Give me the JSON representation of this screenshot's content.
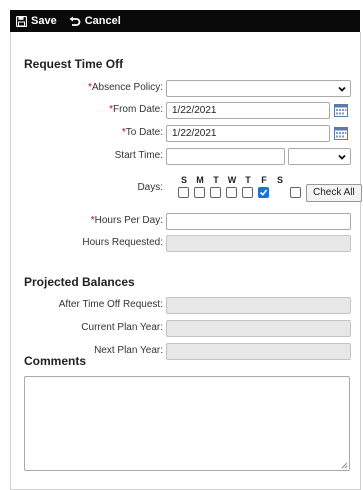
{
  "toolbar": {
    "save_label": "Save",
    "cancel_label": "Cancel"
  },
  "request": {
    "title": "Request Time Off",
    "absence_policy": {
      "label": "Absence Policy:",
      "value": ""
    },
    "from_date": {
      "label": "From Date:",
      "value": "1/22/2021"
    },
    "to_date": {
      "label": "To Date:",
      "value": "1/22/2021"
    },
    "start_time": {
      "label": "Start Time:",
      "value": ""
    },
    "days": {
      "label": "Days:",
      "letters": [
        "S",
        "M",
        "T",
        "W",
        "T",
        "F",
        "S"
      ],
      "checked": [
        false,
        false,
        false,
        false,
        false,
        true,
        false
      ],
      "check_all_label": "Check All"
    },
    "hours_per_day": {
      "label": "Hours Per Day:",
      "value": ""
    },
    "hours_requested": {
      "label": "Hours Requested:",
      "value": ""
    },
    "required_mark": "*"
  },
  "balances": {
    "title": "Projected Balances",
    "after": {
      "label": "After Time Off Request:",
      "value": ""
    },
    "current": {
      "label": "Current Plan Year:",
      "value": ""
    },
    "next": {
      "label": "Next Plan Year:",
      "value": ""
    }
  },
  "comments": {
    "title": "Comments",
    "value": ""
  },
  "colors": {
    "toolbar_bg": "#0a0a0a",
    "checkbox_checked": "#1f6fd6",
    "required": "#cc0000"
  },
  "icons": {
    "save": "floppy-disk-icon",
    "cancel": "undo-arrow-icon",
    "calendar": "calendar-icon",
    "dropdown": "chevron-down-icon"
  }
}
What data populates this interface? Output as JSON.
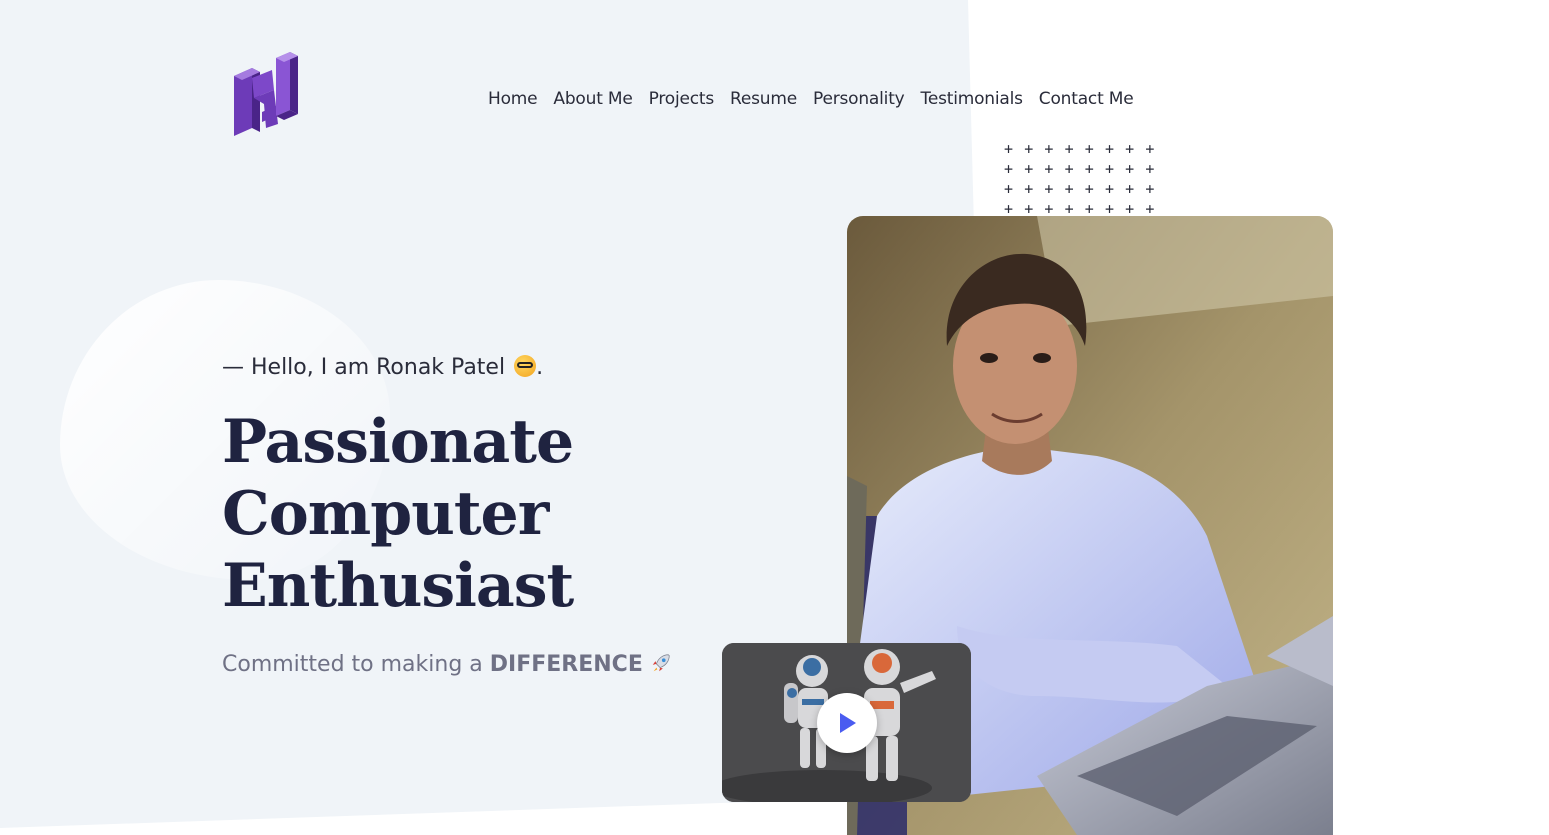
{
  "brand": {
    "logo_icon": "rj-logo-icon",
    "accent": "#7b3fc4"
  },
  "nav": {
    "items": [
      "Home",
      "About Me",
      "Projects",
      "Resume",
      "Personality",
      "Testimonials",
      "Contact Me"
    ]
  },
  "hero": {
    "greeting": "— Hello, I am Ronak Patel",
    "greeting_emoji": "nerd-face-icon",
    "greeting_end": ".",
    "headline_lines": [
      "Passionate",
      "Computer",
      "Enthusiast"
    ],
    "tagline_prefix": "Committed to making a ",
    "tagline_emphasis": "DIFFERENCE",
    "tagline_emoji": "rocket-icon"
  },
  "media": {
    "portrait": "portrait-photo",
    "video_thumbnail": "robots-video-thumbnail",
    "play_icon": "play-icon",
    "play_color": "#4a5cf0"
  },
  "decor": {
    "plus_grid_symbol": "+"
  },
  "colors": {
    "page_bg": "#f0f4f8",
    "heading": "#1f2340",
    "muted_text": "#6f7185"
  }
}
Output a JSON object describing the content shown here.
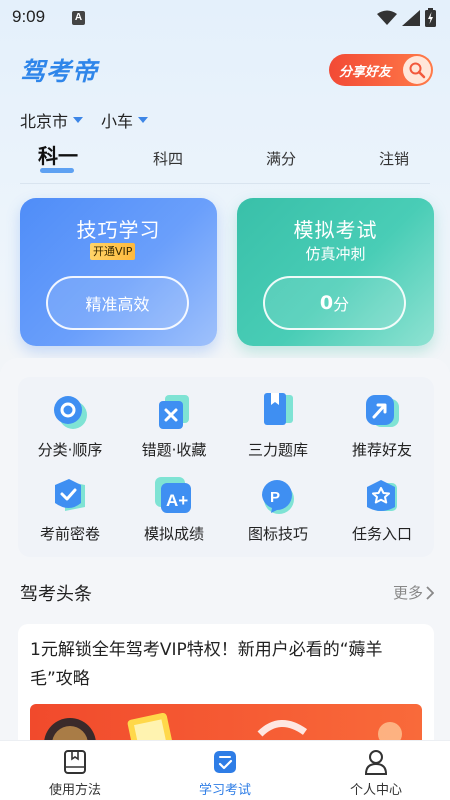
{
  "status_bar": {
    "time": "9:09",
    "notification_glyph": "A"
  },
  "header": {
    "logo_text": "驾考帝",
    "share_button_label": "分享好友",
    "city": "北京市",
    "vehicle": "小车"
  },
  "tabs": [
    {
      "label": "科一",
      "active": true
    },
    {
      "label": "科四",
      "active": false
    },
    {
      "label": "满分",
      "active": false
    },
    {
      "label": "注销",
      "active": false
    }
  ],
  "cards": {
    "skill": {
      "title": "技巧学习",
      "badge": "开通VIP",
      "button_label": "精准高效"
    },
    "mock": {
      "title": "模拟考试",
      "subtitle": "仿真冲刺",
      "score_value": "0",
      "score_unit": "分"
    }
  },
  "grid_items": [
    {
      "label": "分类·顺序",
      "icon": "circle-icon"
    },
    {
      "label": "错题·收藏",
      "icon": "wrong-x-icon"
    },
    {
      "label": "三力题库",
      "icon": "book-icon"
    },
    {
      "label": "推荐好友",
      "icon": "share-arrow-icon"
    },
    {
      "label": "考前密卷",
      "icon": "check-icon"
    },
    {
      "label": "模拟成绩",
      "icon": "grade-a-plus-icon"
    },
    {
      "label": "图标技巧",
      "icon": "parking-p-icon"
    },
    {
      "label": "任务入口",
      "icon": "star-badge-icon"
    }
  ],
  "news": {
    "header": "驾考头条",
    "more_label": "更多",
    "article_title": "1元解锁全年驾考VIP特权！新用户必看的“薅羊毛”攻略"
  },
  "bottom_nav": [
    {
      "label": "使用方法",
      "icon": "book-icon",
      "active": false
    },
    {
      "label": "学习考试",
      "icon": "checklist-icon",
      "active": true
    },
    {
      "label": "个人中心",
      "icon": "person-icon",
      "active": false
    }
  ],
  "colors": {
    "brand_blue": "#2f86ea",
    "card_blue": "#5b93f9",
    "card_green": "#3fc5ad",
    "share_red": "#f24a35",
    "nav_active": "#2e7de6"
  }
}
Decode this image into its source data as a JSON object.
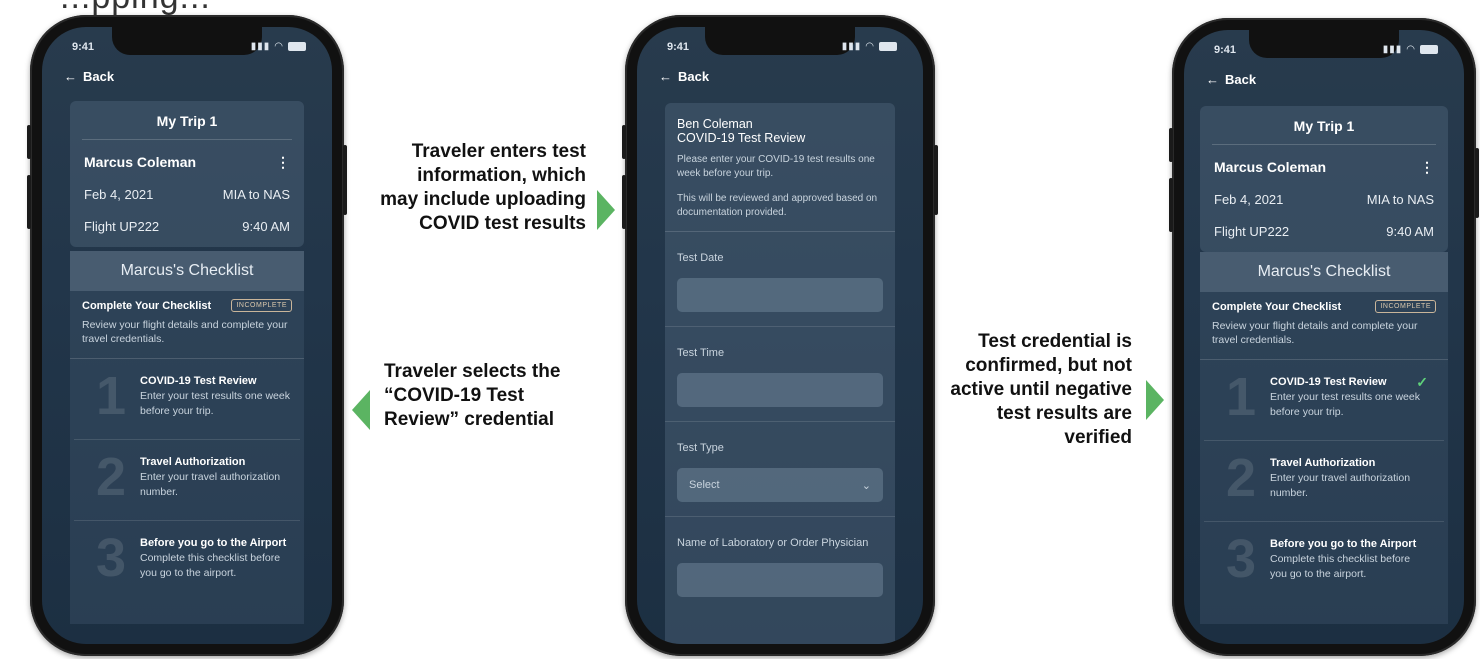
{
  "top_fragment": "...pping...",
  "status": {
    "time": "9:41"
  },
  "back_label": "Back",
  "left_phone": {
    "trip_title": "My Trip 1",
    "traveler": "Marcus Coleman",
    "date": "Feb 4, 2021",
    "route": "MIA to NAS",
    "flight": "Flight UP222",
    "time": "9:40 AM",
    "checklist_title": "Marcus's Checklist",
    "complete_heading": "Complete Your Checklist",
    "badge": "INCOMPLETE",
    "desc": "Review your flight details and complete your travel credentials.",
    "steps": [
      {
        "num": "1",
        "title": "COVID-19 Test Review",
        "desc": "Enter your test results one week before your trip."
      },
      {
        "num": "2",
        "title": "Travel Authorization",
        "desc": "Enter your travel authorization number."
      },
      {
        "num": "3",
        "title": "Before you go to the Airport",
        "desc": "Complete this checklist before you go to the airport."
      }
    ]
  },
  "middle_phone": {
    "name": "Ben Coleman",
    "heading": "COVID-19 Test Review",
    "p1": "Please enter your COVID-19 test results one week before your trip.",
    "p2": "This will be reviewed and approved based on documentation provided.",
    "fields": {
      "test_date": "Test Date",
      "test_time": "Test Time",
      "test_type": "Test Type",
      "select_placeholder": "Select",
      "lab": "Name of Laboratory or Order Physician"
    }
  },
  "captions": {
    "c1": "Traveler selects the  “COVID-19 Test Review” credential",
    "c2": "Traveler enters test information, which may include uploading COVID test results",
    "c3": "Test credential is confirmed, but not active until negative test results are verified"
  },
  "colors": {
    "arrow": "#5bb462",
    "check": "#5fd17a"
  }
}
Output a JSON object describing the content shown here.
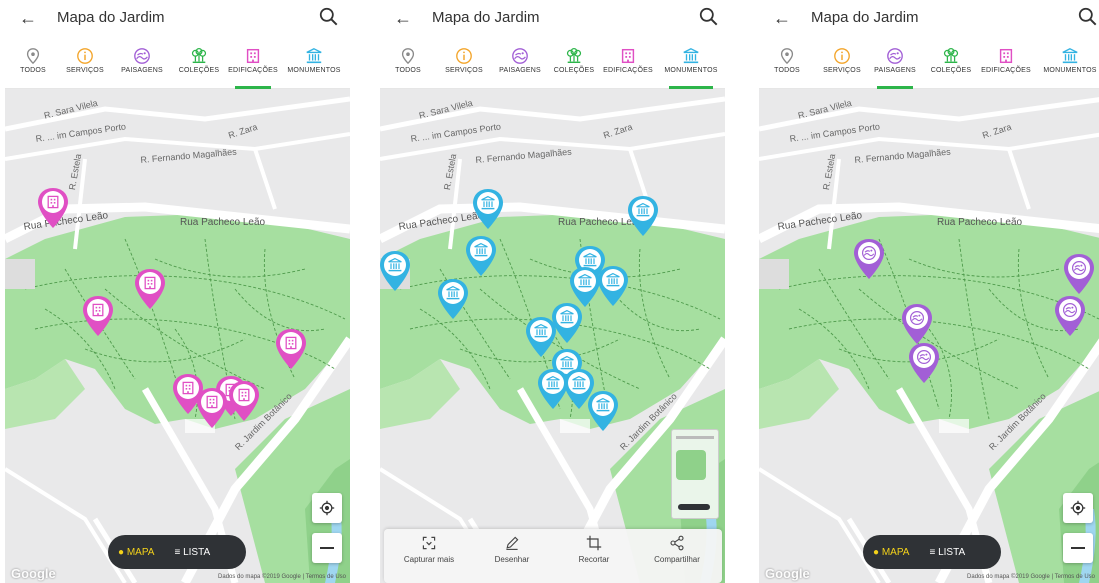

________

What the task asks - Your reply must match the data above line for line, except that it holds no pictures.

Exercise solution -
Give me the JSON representation of this screenshot's content.
{
  "toolbar": {
    "save_label": "Save",
    "cancel_label": "Cancel"
  },
  "request": {
    "title": "Request Time Off",
    "absence_policy": {
      "label": "Absence Policy:",
      "value": ""
    },
    "from_date": {
      "label": "From Date:",
      "value": "1/22/2021"
    },
    "to_date": {
      "label": "To Date:",
      "value": "1/22/2021"
    },
    "start_time": {
      "label": "Start Time:",
      "value": ""
    },
    "days": {
      "label": "Days:",
      "letters": [
        "S",
        "M",
        "T",
        "W",
        "T",
        "F",
        "S"
      ],
      "checked": [
        false,
        false,
        false,
        false,
        false,
        true,
        false
      ],
      "check_all_label": "Check All"
    },
    "hours_per_day": {
      "label": "Hours Per Day:",
      "value": ""
    },
    "hours_requested": {
      "label": "Hours Requested:",
      "value": ""
    },
    "required_mark": "*"
  },
  "balances": {
    "title": "Projected Balances",
    "after": {
      "label": "After Time Off Request:",
      "value": ""
    },
    "current": {
      "label": "Current Plan Year:",
      "value": ""
    },
    "next": {
      "label": "Next Plan Year:",
      "value": ""
    }
  },
  "comments": {
    "title": "Comments",
    "value": ""
  },
  "colors": {
    "toolbar_bg": "#0a0a0a",
    "checkbox_checked": "#1f6fd6",
    "required": "#cc0000"
  },
  "icons": {
    "save": "floppy-disk-icon",
    "cancel": "undo-arrow-icon",
    "calendar": "calendar-icon",
    "dropdown": "chevron-down-icon"
  }
}
What data populates this interface? Output as JSON.
{
  "brand": {
    "logo_icon": "rj-logo-icon",
    "accent": "#7b3fc4"
  },
  "nav": {
    "items": [
      "Home",
      "About Me",
      "Projects",
      "Resume",
      "Personality",
      "Testimonials",
      "Contact Me"
    ]
  },
  "hero": {
    "greeting": "— Hello, I am Ronak Patel",
    "greeting_emoji": "nerd-face-icon",
    "greeting_end": ".",
    "headline_lines": [
      "Passionate",
      "Computer",
      "Enthusiast"
    ],
    "tagline_prefix": "Committed to making a ",
    "tagline_emphasis": "DIFFERENCE",
    "tagline_emoji": "rocket-icon"
  },
  "media": {
    "portrait": "portrait-photo",
    "video_thumbnail": "robots-video-thumbnail",
    "play_icon": "play-icon",
    "play_color": "#4a5cf0"
  },
  "decor": {
    "plus_grid_symbol": "+"
  },
  "colors": {
    "page_bg": "#f0f4f8",
    "heading": "#1f2340",
    "muted_text": "#6f7185"
  }
}
Output a JSON object describing the content shown here.
{
  "status_bar": {
    "time": "9:09",
    "notification_glyph": "A"
  },
  "header": {
    "logo_text": "驾考帝",
    "share_button_label": "分享好友",
    "city": "北京市",
    "vehicle": "小车"
  },
  "tabs": [
    {
      "label": "科一",
      "active": true
    },
    {
      "label": "科四",
      "active": false
    },
    {
      "label": "满分",
      "active": false
    },
    {
      "label": "注销",
      "active": false
    }
  ],
  "cards": {
    "skill": {
      "title": "技巧学习",
      "badge": "开通VIP",
      "button_label": "精准高效"
    },
    "mock": {
      "title": "模拟考试",
      "subtitle": "仿真冲刺",
      "score_value": "0",
      "score_unit": "分"
    }
  },
  "grid_items": [
    {
      "label": "分类·顺序",
      "icon": "circle-icon"
    },
    {
      "label": "错题·收藏",
      "icon": "wrong-x-icon"
    },
    {
      "label": "三力题库",
      "icon": "book-icon"
    },
    {
      "label": "推荐好友",
      "icon": "share-arrow-icon"
    },
    {
      "label": "考前密卷",
      "icon": "check-icon"
    },
    {
      "label": "模拟成绩",
      "icon": "grade-a-plus-icon"
    },
    {
      "label": "图标技巧",
      "icon": "parking-p-icon"
    },
    {
      "label": "任务入口",
      "icon": "star-badge-icon"
    }
  ],
  "news": {
    "header": "驾考头条",
    "more_label": "更多",
    "article_title": "1元解锁全年驾考VIP特权！新用户必看的“薅羊毛”攻略"
  },
  "bottom_nav": [
    {
      "label": "使用方法",
      "icon": "book-icon",
      "active": false
    },
    {
      "label": "学习考试",
      "icon": "checklist-icon",
      "active": true
    },
    {
      "label": "个人中心",
      "icon": "person-icon",
      "active": false
    }
  ],
  "colors": {
    "brand_blue": "#2f86ea",
    "card_blue": "#5b93f9",
    "card_green": "#3fc5ad",
    "share_red": "#f24a35",
    "nav_active": "#2e7de6"
  }
}
Decode this image into its source data as a JSON object.
{
  "top_fragment": "...pping...",
  "status": {
    "time": "9:41"
  },
  "back_label": "Back",
  "left_phone": {
    "trip_title": "My Trip 1",
    "traveler": "Marcus Coleman",
    "date": "Feb 4, 2021",
    "route": "MIA to NAS",
    "flight": "Flight UP222",
    "time": "9:40 AM",
    "checklist_title": "Marcus's Checklist",
    "complete_heading": "Complete Your Checklist",
    "badge": "INCOMPLETE",
    "desc": "Review your flight details and complete your travel credentials.",
    "steps": [
      {
        "num": "1",
        "title": "COVID-19 Test Review",
        "desc": "Enter your test results one week before your trip."
      },
      {
        "num": "2",
        "title": "Travel Authorization",
        "desc": "Enter your travel authorization number."
      },
      {
        "num": "3",
        "title": "Before you go to the Airport",
        "desc": "Complete this checklist before you go to the airport."
      }
    ]
  },
  "middle_phone": {
    "name": "Ben Coleman",
    "heading": "COVID-19 Test Review",
    "p1": "Please enter your COVID-19 test results one week before your trip.",
    "p2": "This will be reviewed and approved based on documentation provided.",
    "fields": {
      "test_date": "Test Date",
      "test_time": "Test Time",
      "test_type": "Test Type",
      "select_placeholder": "Select",
      "lab": "Name of Laboratory or Order Physician"
    }
  },
  "captions": {
    "c1": "Traveler selects the  “COVID-19 Test Review” credential",
    "c2": "Traveler enters test information, which may include uploading COVID test results",
    "c3": "Test credential is confirmed, but not active until negative test results are verified"
  },
  "colors": {
    "arrow": "#5bb462",
    "check": "#5fd17a"
  }
}
Output a JSON object describing the content shown here.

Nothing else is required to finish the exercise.